Can Fire and Fury hurt Donald Trump?
Michael Wolff's book about Donald Trump, Fire and Fury, went on sale in book stores on Friday. It describes power struggles in the White House and paints a negative picture of the US president's mental health. But not all commentators believe the publication has the power to hurt Trump.
Publication not dangerous for Trump
Michael Wolff's book can hardly do Trump any harm politically, Jutarnji list believes:
“It consists mostly of hearsay about conflicts within the Trump administration, but you could write about that with any government. ... Will the book influence voters? Hardly. During his first year in office Trump has defined his real voter base, roughly 35 percent of Americans who despite everything still support him. Nothing bothers them when it comes to him and they will always agree with Trump that it's just fake news with which envious losers are trying to hurt him.”
Success is all that counts
The book's revelations will be irrelevant as long as the stock markets and growth statistics attest to Trump's success, the Irish Independent believes:
“Big Macs in bed or not, Trump remains on a roll. If he continues this economic success, the former real estate developer will bulldoze into the 2020 election with a massive advantage. ... So the liberal elites can pour over their copies of Fire and Fury in their plush apartments on the east coast of America while dissecting the latest revelations. They may think they only have to wait four years for Trump's antics to bring about his undoing, but as long as the booming economy continues, Trump can eat fillet of Bambi in bed and dye his hair bright pink for all his supporters care - he'll still get re-elected.”
Only resignation can prevent further damage
Trump's resignation is very much on the cards in view of these latest revelations, Kaleva counters:
“If only part of the book is true it lends weight to the view that the world's biggest superpower is being ruled by an unpredictable, unstable individual with precious little knowledge of many matters that come under his area of responsibility. The good news is that so far Trump hasn't caused complete chaos in global politics. In foreign and security policy he's surrounded by people like Secretary of State Rex Tillerson and Defence Secretary James Mattis, who you could say represent the voice of reason. ... Of course the real estate billionaire could still do a lot of damage unless Russiagate or some other scandal doesn't force him to step down. But in view of the evidence available, that's entirely possible.”
White House limiting the damage
The book doesn't provide much insight, journalist Andrej Brstovšek concludes. Only one chapter features new information, he writes in Dnevnik:

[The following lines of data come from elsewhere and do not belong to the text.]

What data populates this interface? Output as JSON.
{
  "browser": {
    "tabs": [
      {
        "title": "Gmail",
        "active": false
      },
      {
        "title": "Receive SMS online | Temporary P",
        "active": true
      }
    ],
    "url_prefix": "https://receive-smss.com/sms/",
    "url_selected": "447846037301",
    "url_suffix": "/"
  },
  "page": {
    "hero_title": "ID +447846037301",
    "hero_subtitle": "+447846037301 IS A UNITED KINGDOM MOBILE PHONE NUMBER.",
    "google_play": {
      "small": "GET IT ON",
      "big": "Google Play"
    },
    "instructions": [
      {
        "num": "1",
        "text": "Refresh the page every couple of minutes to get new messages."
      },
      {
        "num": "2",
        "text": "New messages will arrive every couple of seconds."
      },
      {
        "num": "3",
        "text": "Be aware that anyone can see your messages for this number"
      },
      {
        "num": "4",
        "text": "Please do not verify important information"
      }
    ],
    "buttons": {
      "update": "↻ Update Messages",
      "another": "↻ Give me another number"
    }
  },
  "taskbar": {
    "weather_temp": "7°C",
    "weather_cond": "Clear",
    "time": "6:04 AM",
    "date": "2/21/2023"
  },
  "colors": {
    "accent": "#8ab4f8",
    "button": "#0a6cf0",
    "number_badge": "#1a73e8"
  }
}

“Michael Wolff's book tells us most in the section in which it reveals that the people around Donald Trump are aware of his shortcomings and trying to limit the damage they cause. ... The next three years will show whether the claim that contradicts the assumption that the US president is the most powerful person in the world is true - namely that the political tradition and the checks and balances are strong enough to survive even the most complicated resident of the White House in the long term.”